Yes, I did those experiments when the price of silver was much much lower.
When you give keeping times for the emulsion, is that refridgerated or at RT?
IIRC G. points to the instability of the particular metal complex used and suggests that a double salt would be better. He said it fell to a grade 3 I think.
As far as the compound crystallizing I thought I had seen a possible reason / solution the last time we discussed it, but I haven't tested my hypothesis.
(I don't have the compound in question.)
I found that the strictly "pure" silver halides are more problematic.
There are many differences.
But emulsions are very plastic, and all in all,
the differences can be dealt with.
YMMV but for the most part,
Either emulsion engineers engineer emulsions efficiently
or easy-going enthusiasts enjoy evolving.
These things generally have multiple controls:
Crystal habit, curve shape, D-max, stability, tone, toning behaviour, development rate, fixing rate, environmental friendliness, etc.
As I mentioned above, I found the "pure" halides less than optimal.
I searched a long time for the reason, thought I had found it, but now can't remember what it was.
I would say yes, but there are noteable exceptions. A lot of papers used today are different and slower special purpose films might be ClBr.

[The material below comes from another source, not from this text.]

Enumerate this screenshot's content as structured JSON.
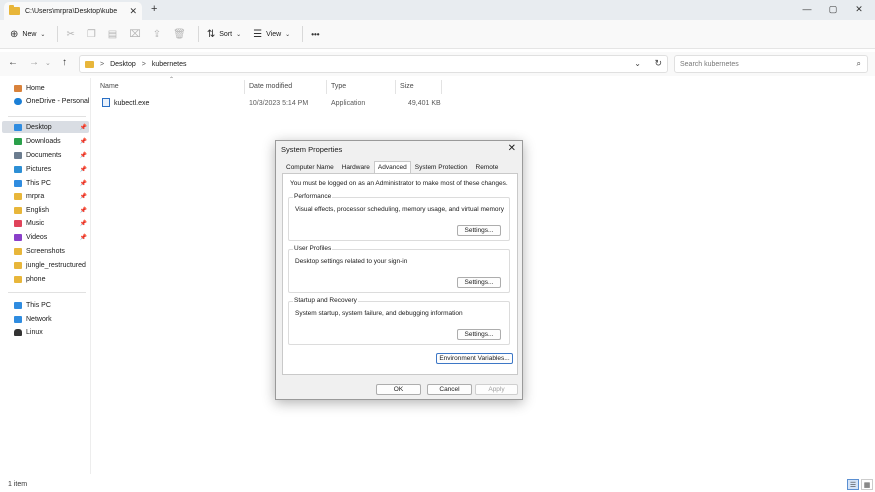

Last edited by Ray Rogers; 03-13-2011 at 06:12 AM. Click to view previous post history.